[[ INPUT DATA open ]]
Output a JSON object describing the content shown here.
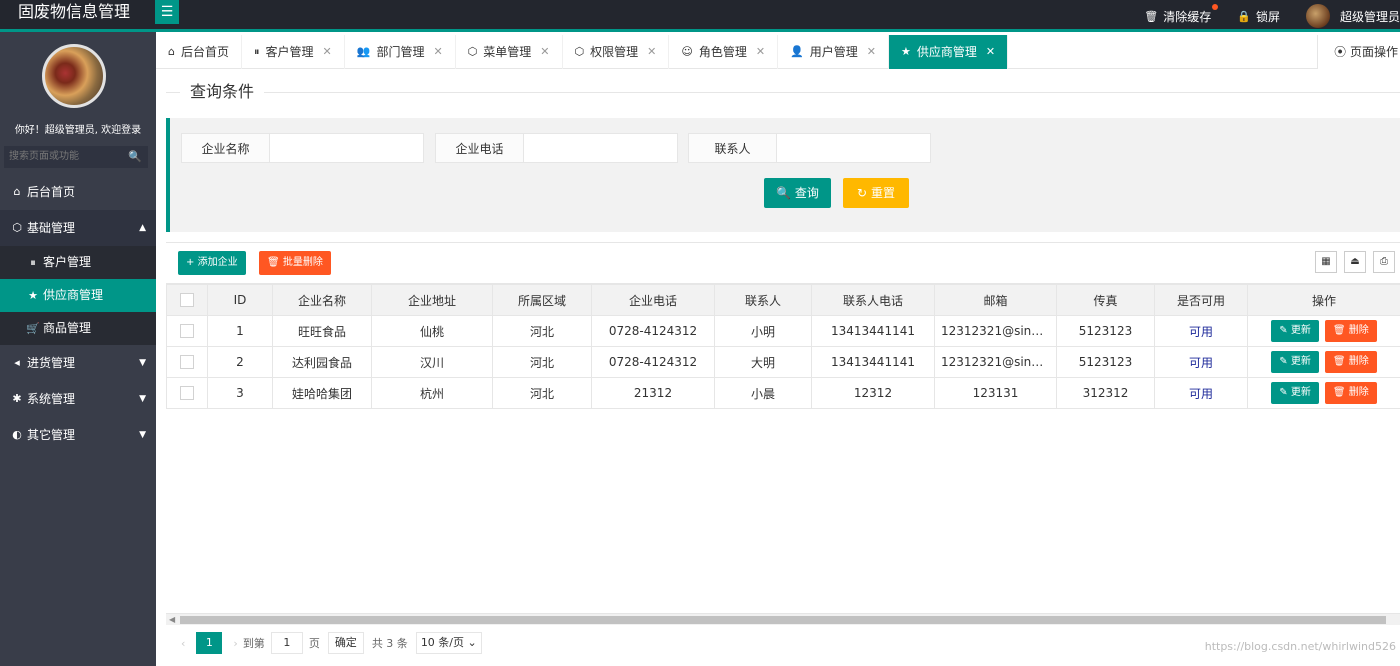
{
  "app": {
    "title": "固废物信息管理",
    "menu_toggle_icon": "hamburger-icon",
    "accent": "#009688"
  },
  "header": {
    "clear_cache": "清除缓存",
    "lock_screen": "锁屏",
    "user_name": "超级管理员"
  },
  "sidebar": {
    "welcome": "你好！超级管理员, 欢迎登录",
    "search_placeholder": "搜索页面或功能",
    "items": [
      {
        "label": "后台首页",
        "icon": "home-icon"
      },
      {
        "label": "基础管理",
        "icon": "cube-icon"
      },
      {
        "label": "客户管理",
        "icon": "pause-circle-icon"
      },
      {
        "label": "供应商管理",
        "icon": "star-icon"
      },
      {
        "label": "商品管理",
        "icon": "cart-icon"
      },
      {
        "label": "进货管理",
        "icon": "sound-icon"
      },
      {
        "label": "系统管理",
        "icon": "gear-icon"
      },
      {
        "label": "其它管理",
        "icon": "circle-icon"
      }
    ]
  },
  "tabs": [
    {
      "label": "后台首页",
      "icon": "home-icon"
    },
    {
      "label": "客户管理",
      "icon": "pause-circle-icon"
    },
    {
      "label": "部门管理",
      "icon": "users-icon"
    },
    {
      "label": "菜单管理",
      "icon": "cube-icon"
    },
    {
      "label": "权限管理",
      "icon": "cube-icon"
    },
    {
      "label": "角色管理",
      "icon": "smile-icon"
    },
    {
      "label": "用户管理",
      "icon": "user-icon"
    },
    {
      "label": "供应商管理",
      "icon": "star-icon"
    }
  ],
  "page_ops": "页面操作",
  "query": {
    "title": "查询条件",
    "field1_label": "企业名称",
    "field2_label": "企业电话",
    "field3_label": "联系人",
    "search_btn": "查询",
    "reset_btn": "重置"
  },
  "toolbar": {
    "add_btn": "添加企业",
    "batch_delete_btn": "批量删除"
  },
  "table": {
    "columns": [
      "",
      "ID",
      "企业名称",
      "企业地址",
      "所属区域",
      "企业电话",
      "联系人",
      "联系人电话",
      "邮箱",
      "传真",
      "是否可用",
      "操作"
    ],
    "rows": [
      [
        "1",
        "旺旺食品",
        "仙桃",
        "河北",
        "0728-4124312",
        "小明",
        "13413441141",
        "12312321@sina...",
        "5123123",
        "可用"
      ],
      [
        "2",
        "达利园食品",
        "汉川",
        "河北",
        "0728-4124312",
        "大明",
        "13413441141",
        "12312321@sina...",
        "5123123",
        "可用"
      ],
      [
        "3",
        "娃哈哈集团",
        "杭州",
        "河北",
        "21312",
        "小晨",
        "12312",
        "123131",
        "312312",
        "可用"
      ]
    ],
    "update_btn": "更新",
    "delete_btn": "删除"
  },
  "pager": {
    "current": "1",
    "goto_label": "到第",
    "goto_value": "1",
    "page_label": "页",
    "ok_btn": "确定",
    "total": "共 3 条",
    "page_size": "10 条/页"
  },
  "watermark": "https://blog.csdn.net/whirlwind526"
}
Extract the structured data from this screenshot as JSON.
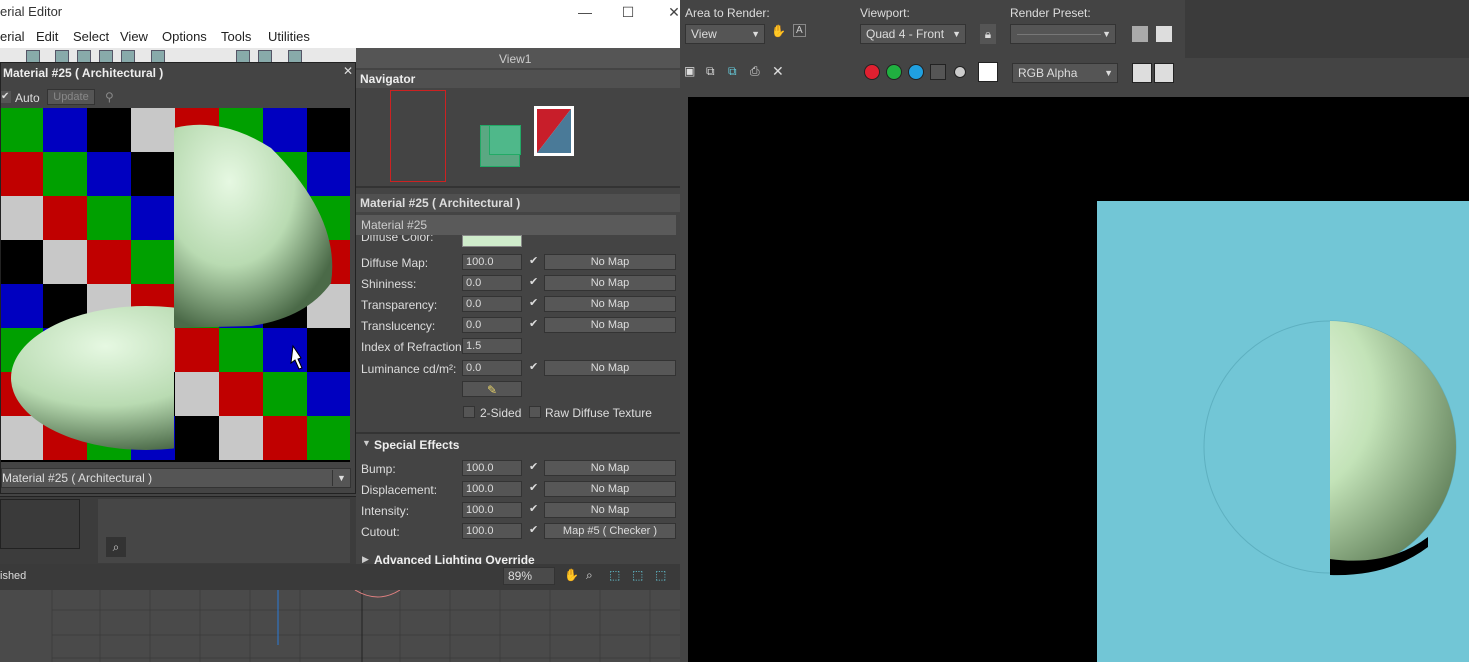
{
  "material_editor": {
    "title": "erial Editor",
    "menu": [
      "erial",
      "Edit",
      "Select",
      "View",
      "Options",
      "Tools",
      "Utilities"
    ],
    "window_buttons": {
      "minimize": "—",
      "maximize": "☐",
      "close": "✕"
    }
  },
  "sample_panel": {
    "title": "Material #25  ( Architectural )",
    "auto_label": "Auto",
    "update_label": "Update",
    "dropdown_value": "Material #25  ( Architectural )"
  },
  "view_tab": "View1",
  "navigator": {
    "title": "Navigator"
  },
  "params": {
    "header": "Material #25  ( Architectural )",
    "name": "Material #25",
    "diffuse_color_label": "Diffuse Color:",
    "rows": [
      {
        "label": "Diffuse Map:",
        "value": "100.0",
        "map": "No Map"
      },
      {
        "label": "Shininess:",
        "value": "0.0",
        "map": "No Map"
      },
      {
        "label": "Transparency:",
        "value": "0.0",
        "map": "No Map"
      },
      {
        "label": "Translucency:",
        "value": "0.0",
        "map": "No Map"
      },
      {
        "label": "Index of Refraction:",
        "value": "1.5",
        "map": ""
      },
      {
        "label": "Luminance cd/m²:",
        "value": "0.0",
        "map": "No Map"
      }
    ],
    "two_sided": "2-Sided",
    "raw_diffuse": "Raw Diffuse Texture"
  },
  "special_effects": {
    "title": "Special Effects",
    "rows": [
      {
        "label": "Bump:",
        "value": "100.0",
        "map": "No Map"
      },
      {
        "label": "Displacement:",
        "value": "100.0",
        "map": "No Map"
      },
      {
        "label": "Intensity:",
        "value": "100.0",
        "map": "No Map"
      },
      {
        "label": "Cutout:",
        "value": "100.0",
        "map": "Map #5  ( Checker )"
      }
    ]
  },
  "advanced_title": "Advanced Lighting Override",
  "status": {
    "text": "ished",
    "zoom": "89%"
  },
  "render": {
    "area_label": "Area to Render:",
    "area_value": "View",
    "viewport_label": "Viewport:",
    "viewport_value": "Quad 4 - Front",
    "preset_label": "Render Preset:",
    "preset_value": "",
    "channel_value": "RGB Alpha"
  },
  "colors": {
    "sphere": "#cfeccb",
    "render_bg": "#72c6d6",
    "checker": [
      "#00a000",
      "#0000c0",
      "#000000",
      "#c8c8c8",
      "#c00000"
    ]
  }
}
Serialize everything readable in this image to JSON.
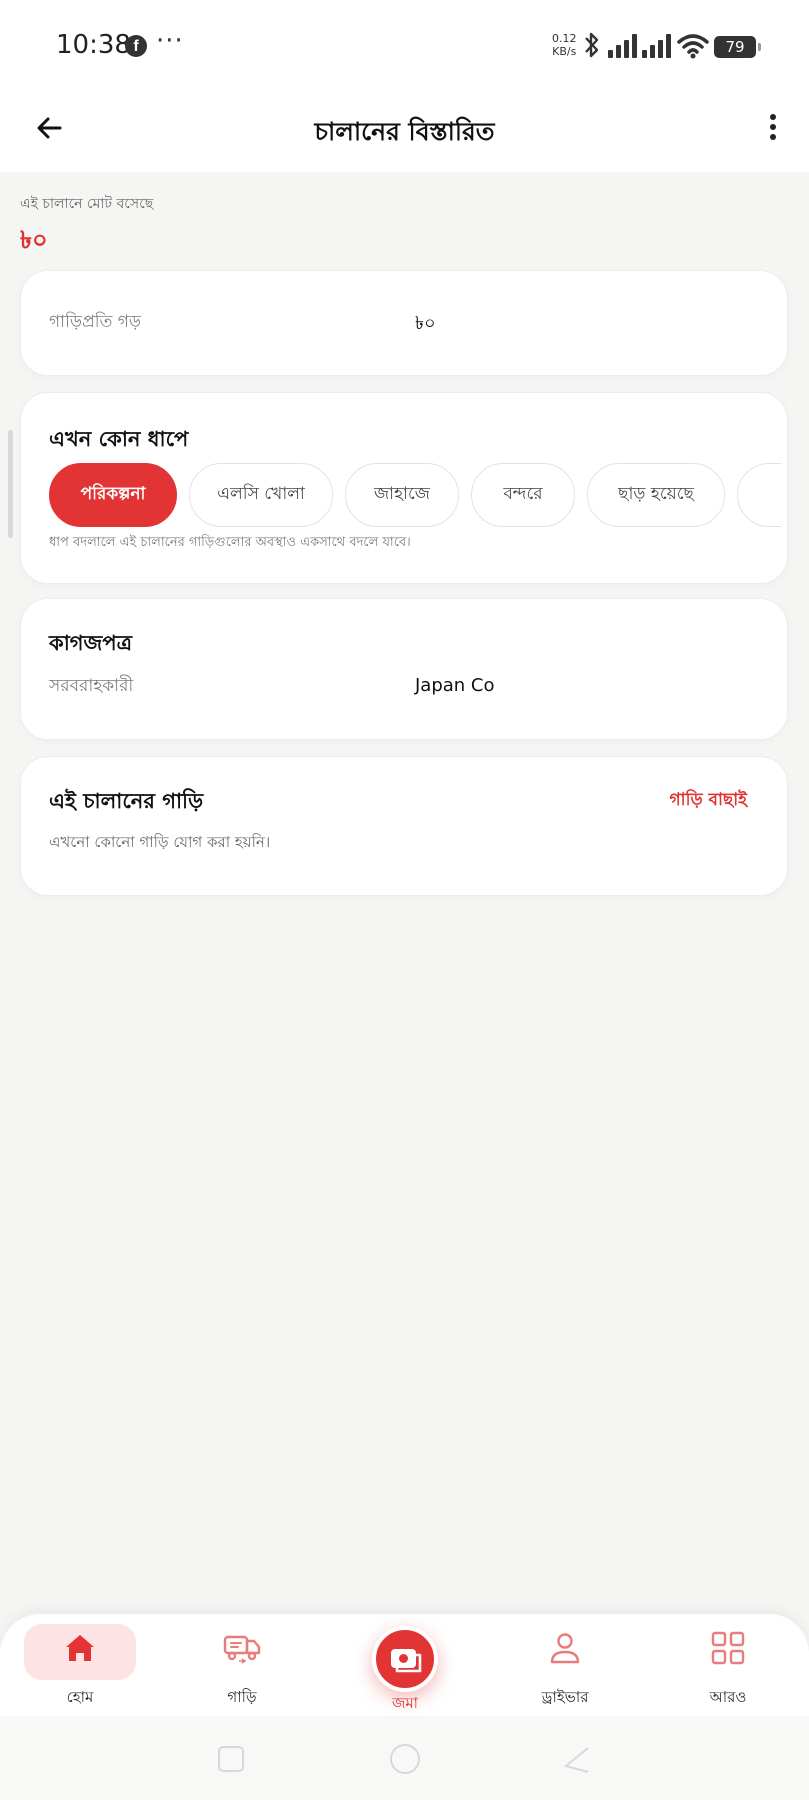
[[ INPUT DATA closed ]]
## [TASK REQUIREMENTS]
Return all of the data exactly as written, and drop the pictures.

## [EXERCISE SOLUTION]
Output a JSON object describing the content shown here.
{
  "app": {
    "title": "固废物信息管理",
    "menu_toggle_icon": "hamburger-icon",
    "accent": "#009688"
  },
  "header": {
    "clear_cache": "清除缓存",
    "lock_screen": "锁屏",
    "user_name": "超级管理员"
  },
  "sidebar": {
    "welcome": "你好！超级管理员, 欢迎登录",
    "search_placeholder": "搜索页面或功能",
    "items": [
      {
        "label": "后台首页",
        "icon": "home-icon"
      },
      {
        "label": "基础管理",
        "icon": "cube-icon"
      },
      {
        "label": "客户管理",
        "icon": "pause-circle-icon"
      },
      {
        "label": "供应商管理",
        "icon": "star-icon"
      },
      {
        "label": "商品管理",
        "icon": "cart-icon"
      },
      {
        "label": "进货管理",
        "icon": "sound-icon"
      },
      {
        "label": "系统管理",
        "icon": "gear-icon"
      },
      {
        "label": "其它管理",
        "icon": "circle-icon"
      }
    ]
  },
  "tabs": [
    {
      "label": "后台首页",
      "icon": "home-icon"
    },
    {
      "label": "客户管理",
      "icon": "pause-circle-icon"
    },
    {
      "label": "部门管理",
      "icon": "users-icon"
    },
    {
      "label": "菜单管理",
      "icon": "cube-icon"
    },
    {
      "label": "权限管理",
      "icon": "cube-icon"
    },
    {
      "label": "角色管理",
      "icon": "smile-icon"
    },
    {
      "label": "用户管理",
      "icon": "user-icon"
    },
    {
      "label": "供应商管理",
      "icon": "star-icon"
    }
  ],
  "page_ops": "页面操作",
  "query": {
    "title": "查询条件",
    "field1_label": "企业名称",
    "field2_label": "企业电话",
    "field3_label": "联系人",
    "search_btn": "查询",
    "reset_btn": "重置"
  },
  "toolbar": {
    "add_btn": "添加企业",
    "batch_delete_btn": "批量删除"
  },
  "table": {
    "columns": [
      "",
      "ID",
      "企业名称",
      "企业地址",
      "所属区域",
      "企业电话",
      "联系人",
      "联系人电话",
      "邮箱",
      "传真",
      "是否可用",
      "操作"
    ],
    "rows": [
      [
        "1",
        "旺旺食品",
        "仙桃",
        "河北",
        "0728-4124312",
        "小明",
        "13413441141",
        "12312321@sina...",
        "5123123",
        "可用"
      ],
      [
        "2",
        "达利园食品",
        "汉川",
        "河北",
        "0728-4124312",
        "大明",
        "13413441141",
        "12312321@sina...",
        "5123123",
        "可用"
      ],
      [
        "3",
        "娃哈哈集团",
        "杭州",
        "河北",
        "21312",
        "小晨",
        "12312",
        "123131",
        "312312",
        "可用"
      ]
    ],
    "update_btn": "更新",
    "delete_btn": "删除"
  },
  "pager": {
    "current": "1",
    "goto_label": "到第",
    "goto_value": "1",
    "page_label": "页",
    "ok_btn": "确定",
    "total": "共 3 条",
    "page_size": "10 条/页"
  },
  "watermark": "https://blog.csdn.net/whirlwind526"
}
Extract the structured data from this screenshot as JSON.
{
  "material_editor": {
    "title": "erial Editor",
    "menu": [
      "erial",
      "Edit",
      "Select",
      "View",
      "Options",
      "Tools",
      "Utilities"
    ],
    "window_buttons": {
      "minimize": "—",
      "maximize": "☐",
      "close": "✕"
    }
  },
  "sample_panel": {
    "title": "Material #25  ( Architectural )",
    "auto_label": "Auto",
    "update_label": "Update",
    "dropdown_value": "Material #25  ( Architectural )"
  },
  "view_tab": "View1",
  "navigator": {
    "title": "Navigator"
  },
  "params": {
    "header": "Material #25  ( Architectural )",
    "name": "Material #25",
    "diffuse_color_label": "Diffuse Color:",
    "rows": [
      {
        "label": "Diffuse Map:",
        "value": "100.0",
        "map": "No Map"
      },
      {
        "label": "Shininess:",
        "value": "0.0",
        "map": "No Map"
      },
      {
        "label": "Transparency:",
        "value": "0.0",
        "map": "No Map"
      },
      {
        "label": "Translucency:",
        "value": "0.0",
        "map": "No Map"
      },
      {
        "label": "Index of Refraction:",
        "value": "1.5",
        "map": ""
      },
      {
        "label": "Luminance cd/m²:",
        "value": "0.0",
        "map": "No Map"
      }
    ],
    "two_sided": "2-Sided",
    "raw_diffuse": "Raw Diffuse Texture"
  },
  "special_effects": {
    "title": "Special Effects",
    "rows": [
      {
        "label": "Bump:",
        "value": "100.0",
        "map": "No Map"
      },
      {
        "label": "Displacement:",
        "value": "100.0",
        "map": "No Map"
      },
      {
        "label": "Intensity:",
        "value": "100.0",
        "map": "No Map"
      },
      {
        "label": "Cutout:",
        "value": "100.0",
        "map": "Map #5  ( Checker )"
      }
    ]
  },
  "advanced_title": "Advanced Lighting Override",
  "status": {
    "text": "ished",
    "zoom": "89%"
  },
  "render": {
    "area_label": "Area to Render:",
    "area_value": "View",
    "viewport_label": "Viewport:",
    "viewport_value": "Quad 4 - Front",
    "preset_label": "Render Preset:",
    "preset_value": "",
    "channel_value": "RGB Alpha"
  },
  "colors": {
    "sphere": "#cfeccb",
    "render_bg": "#72c6d6",
    "checker": [
      "#00a000",
      "#0000c0",
      "#000000",
      "#c8c8c8",
      "#c00000"
    ]
  }
}
Serialize everything readable in this image to JSON.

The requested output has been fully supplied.